## DIRECTIONS FOR THIS TASK
What lines of the data include the string "true"? Copy them all.

Data records for software interfaces
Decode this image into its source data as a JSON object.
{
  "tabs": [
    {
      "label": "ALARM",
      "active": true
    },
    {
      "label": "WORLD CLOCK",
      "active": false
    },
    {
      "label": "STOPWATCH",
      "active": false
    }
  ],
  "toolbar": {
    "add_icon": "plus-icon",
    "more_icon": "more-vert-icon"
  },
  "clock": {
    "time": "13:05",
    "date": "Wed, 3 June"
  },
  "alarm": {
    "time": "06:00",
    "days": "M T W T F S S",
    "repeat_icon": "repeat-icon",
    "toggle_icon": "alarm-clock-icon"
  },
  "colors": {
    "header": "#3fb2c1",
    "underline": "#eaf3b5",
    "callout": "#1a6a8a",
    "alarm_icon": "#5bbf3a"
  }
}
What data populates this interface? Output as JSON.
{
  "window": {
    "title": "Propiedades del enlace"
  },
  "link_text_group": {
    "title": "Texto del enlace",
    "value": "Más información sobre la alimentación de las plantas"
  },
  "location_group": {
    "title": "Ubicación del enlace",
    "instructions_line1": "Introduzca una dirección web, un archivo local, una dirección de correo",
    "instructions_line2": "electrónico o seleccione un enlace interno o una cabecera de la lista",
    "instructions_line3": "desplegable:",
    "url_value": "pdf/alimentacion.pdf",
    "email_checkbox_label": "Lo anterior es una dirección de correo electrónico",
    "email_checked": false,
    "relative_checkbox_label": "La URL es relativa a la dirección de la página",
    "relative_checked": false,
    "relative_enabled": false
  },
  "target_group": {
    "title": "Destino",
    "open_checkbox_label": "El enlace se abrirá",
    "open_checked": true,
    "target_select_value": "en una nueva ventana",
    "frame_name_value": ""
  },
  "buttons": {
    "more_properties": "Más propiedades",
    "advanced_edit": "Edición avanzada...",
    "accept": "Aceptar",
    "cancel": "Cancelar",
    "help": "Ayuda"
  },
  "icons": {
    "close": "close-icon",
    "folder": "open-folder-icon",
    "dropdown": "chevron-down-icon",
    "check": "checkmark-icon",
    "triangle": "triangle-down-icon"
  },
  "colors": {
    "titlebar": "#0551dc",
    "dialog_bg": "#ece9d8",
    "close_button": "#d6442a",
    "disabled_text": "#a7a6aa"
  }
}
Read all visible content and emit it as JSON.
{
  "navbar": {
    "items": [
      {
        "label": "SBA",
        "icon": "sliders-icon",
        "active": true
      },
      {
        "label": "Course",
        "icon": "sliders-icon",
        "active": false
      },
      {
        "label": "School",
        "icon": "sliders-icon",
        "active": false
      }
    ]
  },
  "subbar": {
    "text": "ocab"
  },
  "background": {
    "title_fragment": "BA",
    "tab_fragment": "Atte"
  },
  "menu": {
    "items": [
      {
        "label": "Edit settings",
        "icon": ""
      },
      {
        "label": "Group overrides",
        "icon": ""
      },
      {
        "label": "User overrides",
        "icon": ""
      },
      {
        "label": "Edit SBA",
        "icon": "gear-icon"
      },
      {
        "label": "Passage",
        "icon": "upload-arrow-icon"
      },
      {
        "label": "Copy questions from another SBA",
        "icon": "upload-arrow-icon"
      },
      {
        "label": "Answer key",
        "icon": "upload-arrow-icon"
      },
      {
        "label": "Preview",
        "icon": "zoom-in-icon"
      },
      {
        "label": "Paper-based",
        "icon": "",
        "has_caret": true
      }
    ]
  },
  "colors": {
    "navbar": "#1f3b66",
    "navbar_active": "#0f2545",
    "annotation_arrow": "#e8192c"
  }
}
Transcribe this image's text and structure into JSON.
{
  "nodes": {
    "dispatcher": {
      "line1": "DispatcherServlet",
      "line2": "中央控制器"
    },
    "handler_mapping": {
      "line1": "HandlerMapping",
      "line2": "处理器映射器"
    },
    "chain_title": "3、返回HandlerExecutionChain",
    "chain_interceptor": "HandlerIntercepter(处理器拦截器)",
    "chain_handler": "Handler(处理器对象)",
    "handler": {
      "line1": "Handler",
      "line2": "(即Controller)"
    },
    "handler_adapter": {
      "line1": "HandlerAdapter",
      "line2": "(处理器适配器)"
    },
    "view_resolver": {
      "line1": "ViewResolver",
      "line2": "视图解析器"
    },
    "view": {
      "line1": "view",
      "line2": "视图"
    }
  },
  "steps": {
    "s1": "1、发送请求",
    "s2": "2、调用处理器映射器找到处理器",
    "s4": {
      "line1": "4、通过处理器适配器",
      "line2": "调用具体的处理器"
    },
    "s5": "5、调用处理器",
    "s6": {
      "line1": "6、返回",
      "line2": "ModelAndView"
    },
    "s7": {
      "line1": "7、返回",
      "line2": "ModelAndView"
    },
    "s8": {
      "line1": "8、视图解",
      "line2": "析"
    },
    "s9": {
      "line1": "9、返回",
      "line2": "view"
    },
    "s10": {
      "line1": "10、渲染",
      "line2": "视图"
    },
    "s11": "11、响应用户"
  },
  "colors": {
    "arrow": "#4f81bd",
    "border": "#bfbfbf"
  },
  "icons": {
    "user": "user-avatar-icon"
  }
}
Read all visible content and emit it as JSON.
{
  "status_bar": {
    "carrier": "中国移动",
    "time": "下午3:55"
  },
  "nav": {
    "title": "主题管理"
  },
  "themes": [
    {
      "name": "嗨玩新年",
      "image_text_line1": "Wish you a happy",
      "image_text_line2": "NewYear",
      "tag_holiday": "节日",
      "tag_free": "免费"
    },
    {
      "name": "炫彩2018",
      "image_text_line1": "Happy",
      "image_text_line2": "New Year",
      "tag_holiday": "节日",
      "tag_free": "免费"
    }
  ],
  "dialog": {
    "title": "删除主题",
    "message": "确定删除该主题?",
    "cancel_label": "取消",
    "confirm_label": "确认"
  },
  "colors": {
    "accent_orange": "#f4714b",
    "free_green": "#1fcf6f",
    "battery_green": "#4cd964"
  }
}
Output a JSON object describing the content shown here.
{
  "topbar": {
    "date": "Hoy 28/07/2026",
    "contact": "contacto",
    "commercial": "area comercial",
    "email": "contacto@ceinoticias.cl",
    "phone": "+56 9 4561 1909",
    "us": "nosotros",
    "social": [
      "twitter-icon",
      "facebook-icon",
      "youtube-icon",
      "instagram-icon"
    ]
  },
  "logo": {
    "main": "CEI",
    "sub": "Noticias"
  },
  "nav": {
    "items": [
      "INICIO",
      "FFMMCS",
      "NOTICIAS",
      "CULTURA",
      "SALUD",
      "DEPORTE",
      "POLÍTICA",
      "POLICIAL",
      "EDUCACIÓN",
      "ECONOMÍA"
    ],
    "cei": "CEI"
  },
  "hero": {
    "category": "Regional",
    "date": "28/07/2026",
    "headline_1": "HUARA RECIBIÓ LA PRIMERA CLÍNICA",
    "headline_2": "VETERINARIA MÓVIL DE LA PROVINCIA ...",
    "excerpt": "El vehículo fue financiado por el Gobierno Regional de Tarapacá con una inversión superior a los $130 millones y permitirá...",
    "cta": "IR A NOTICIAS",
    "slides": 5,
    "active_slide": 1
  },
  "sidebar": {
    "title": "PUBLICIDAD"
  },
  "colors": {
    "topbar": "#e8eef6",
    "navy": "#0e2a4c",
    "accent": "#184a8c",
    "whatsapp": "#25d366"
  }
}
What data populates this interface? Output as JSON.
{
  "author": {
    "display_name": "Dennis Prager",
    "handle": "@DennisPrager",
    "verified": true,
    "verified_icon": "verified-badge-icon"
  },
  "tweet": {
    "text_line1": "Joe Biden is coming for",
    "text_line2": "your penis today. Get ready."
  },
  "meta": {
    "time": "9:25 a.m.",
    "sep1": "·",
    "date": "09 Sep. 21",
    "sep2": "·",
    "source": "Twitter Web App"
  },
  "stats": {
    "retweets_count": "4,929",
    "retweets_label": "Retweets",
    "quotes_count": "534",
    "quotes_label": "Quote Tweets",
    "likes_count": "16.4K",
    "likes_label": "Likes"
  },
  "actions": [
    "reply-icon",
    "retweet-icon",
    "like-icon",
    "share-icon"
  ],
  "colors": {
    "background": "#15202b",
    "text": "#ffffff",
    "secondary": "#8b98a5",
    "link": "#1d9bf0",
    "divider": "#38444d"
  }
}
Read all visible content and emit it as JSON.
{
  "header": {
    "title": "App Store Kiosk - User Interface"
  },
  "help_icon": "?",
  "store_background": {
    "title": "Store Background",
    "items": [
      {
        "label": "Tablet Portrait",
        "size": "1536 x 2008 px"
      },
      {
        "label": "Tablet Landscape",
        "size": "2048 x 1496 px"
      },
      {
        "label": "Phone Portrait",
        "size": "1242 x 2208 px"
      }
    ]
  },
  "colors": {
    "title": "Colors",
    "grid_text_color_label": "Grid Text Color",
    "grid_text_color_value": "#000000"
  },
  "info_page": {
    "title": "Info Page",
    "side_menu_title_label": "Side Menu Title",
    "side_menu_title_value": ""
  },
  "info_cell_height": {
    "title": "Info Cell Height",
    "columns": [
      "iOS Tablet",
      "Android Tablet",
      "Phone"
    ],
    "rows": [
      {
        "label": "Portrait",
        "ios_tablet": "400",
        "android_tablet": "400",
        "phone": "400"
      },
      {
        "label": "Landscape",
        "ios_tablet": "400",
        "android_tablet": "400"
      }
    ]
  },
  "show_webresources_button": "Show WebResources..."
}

## ANSWER TO THIS TASK
      "active": true
    "open_checked": true,
        "active": true
        "has_caret": true
    "verified": true,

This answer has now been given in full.